My question: If there is no sulphation, protein digestion will therefore be impaired making the gut more permeable. Could this be the reason why peptides are discovered in the urine?
My comment: There is a simple test to check the sulphate levels in the urine conducted at Biolab in Wimpole Street, W1. If they find sulphate then you know it isn’t being utilised properly. If the family has a history of migraine and allergy these are caused through a deficiency in sulphurtransferase and in turn this could lead to autism in children. This for me, was the most interesting of talks as it addressed the primary functioning of the body, its biochemical activity.

top

MR PAUL SHATTOCK
Director of the Autism Research Unit at Sunderland.

Paul Shattock again gave a very brief look at the findings in opoid peptides in the urine of autistic children and spoke of a more recent finding (trans) indoyl-3-acryloylglycine (IAG). He has discovered that 80% of autistic children have raised levels of IAG as well as elevated levels of casein and gluten.
He came up with a simple ‘to do’ list.
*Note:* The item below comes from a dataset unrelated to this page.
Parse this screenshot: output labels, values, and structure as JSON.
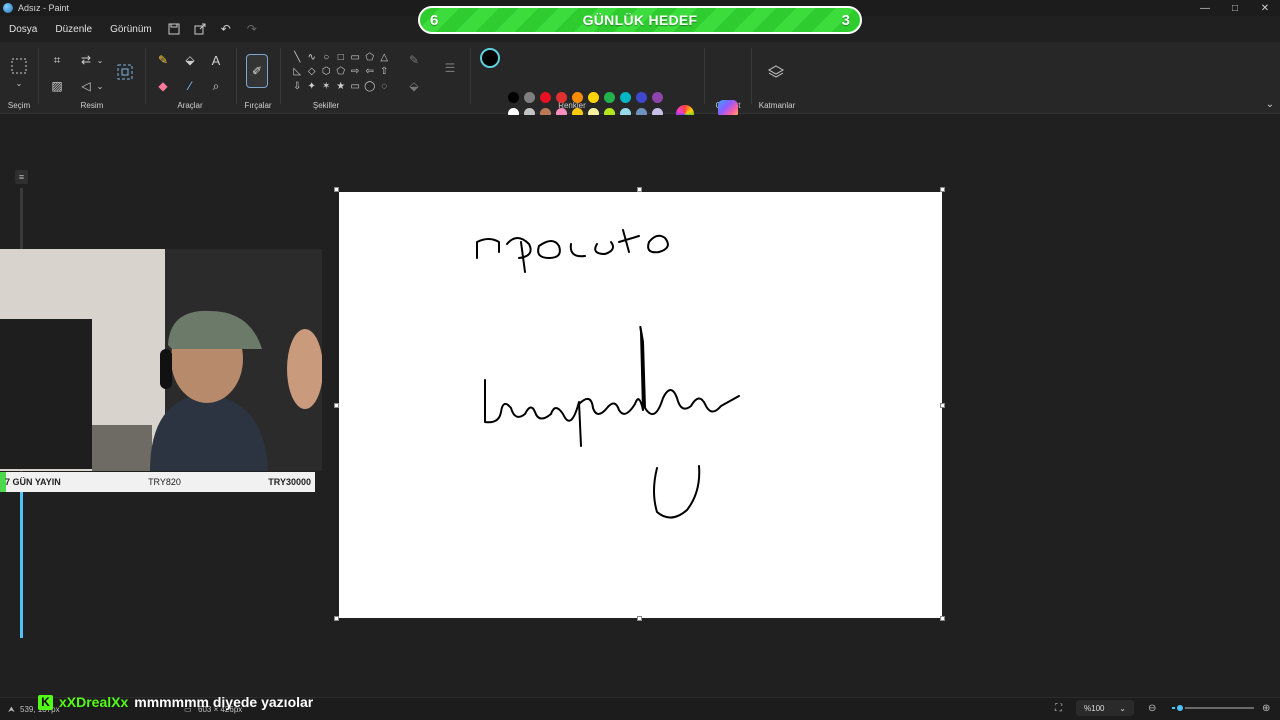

  • Remove ‘toxic’ components
  • Promote enzyme activity
  • Correct pH levels, consider betaine HCL and ensure supplement levels are correct
  • Repair gut wall (use evening primrose oil)
  • Increase sulphate (put a cup full of epsom salts in the bath)
  • Use methylsulphonyl methane suppl ‡ement
  • Use low phenolic foods.
  • Have a gluten and casein free diet
  • Remove sulphur utilising foods

top

CONCLUDING NOTES

I have tried to summarise the presentations as simply as possible. It was a wonderful day and I urge those of you who are interested to attend and support these conferences. They quite possibly hold the keys to finding a solution to the problem of autism. I feel we have the experts who can find out what has caused this epidemic and if supported and managed as an interactive unit, they will succeed in finding a cure. I personally feel we are not too far away!

 

 

In the Winter 1999
edition …
Jonathan Tommey reports
Our Diagnostic Testing for Billy
Fear of Flying
From Despair to Detox
Psionic Medicine
Testing, Testing,
1 - 2 - 3
Report from the 5th Annual Defeat Autism Now Conference
An Injection of Hope?
Diet and Nutrition
Gluten and Casein Free Recipes

Conference Report
Autism: An Allergic Disease?

Food for Thought
Autism File Letters
Secretin Test Results
The Son-Rise Program
Organisations and Contacts
Readers Page